Bloomberg, however, Klobuchar asserts, would enter the race because he thinks that "the rest of the candidates aren't good enough," adding that Bloomberg's mindset isn't what the primary race needs.
"We don't need anyone coming in and telling us that none of [the candidates], with all of the work people have done for our country, are good enough," Klobuchar said.
Klobuchar Makes 1st Hires in Nevada With Ex-O’Rourke Staff
Democratic presidential candidate Amy Klobuchar makes her 1st campaign hires in early voting Nevada, scooping up staffers who worked for Beto O’Rourke’s campaign.
LAS VEGAS (AP) — Democratic presidential candidate Amy Klobuchar (KLOH'-buh-shar) is making her first campaign hires in early voting Nevada, scooping up staffers who worked for Beto (BET'-oh) O’Rourke’s campaign.
Klobuchar’s campaign announced Friday the Minnesota senator had hired Marina Negroponte to serve as state director and Cameron Miller to serve as Nevada political director. Both held similar roles in the state for O’Rourke’s campaign, which ended this month.
Negroponte helped organize the Hispanic community for the civil rights nonprofit We Are All Human Foundation and spent a decade working in international development for the United Nations.
Miller has worked on several state legislative campaigns in Nevada.
The state is third in line to vote next year on the Democratic presidential field.
Klobuchar on Trump's ask to Ukraine: 'This is the global version of Watergate' ...
The presidential candidate told George Stephanopoulos on ABC’s “This Week” that she has seen enough evidence in the inquiry so far to take the president to trial in the Senate.
“I made this very clear that I think this is an impeachable offense,” she said.
The Minnesota senator compared Trump’s ask to the Ukrainian president for information on political opponent former Vice President Joe Biden to Nixon’s actions during the Watergate controversy, saying people “can’t just close your eyes to this.”
“When you think back to Watergate, they didn’t close their eyes when a paranoid president, who was up for election and looking for dirt on a political opponent, got involved with having people break into an office and steal information on their opponents from a filing cabinet,” Klobuchar told Stephanopoulos.
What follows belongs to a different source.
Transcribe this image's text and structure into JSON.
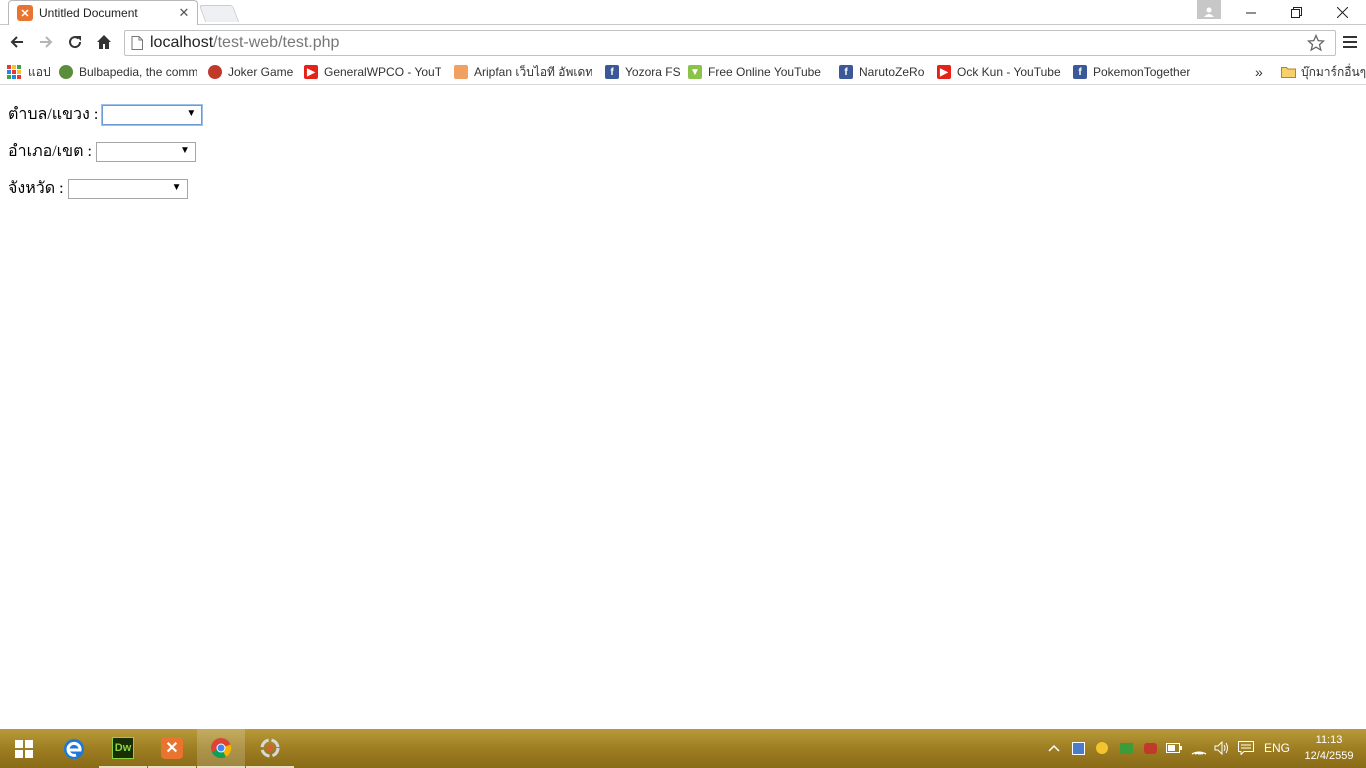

“Well, this is the global version of Watergate where a president is trying to get dirt on a political opponent from a world leader,” she added.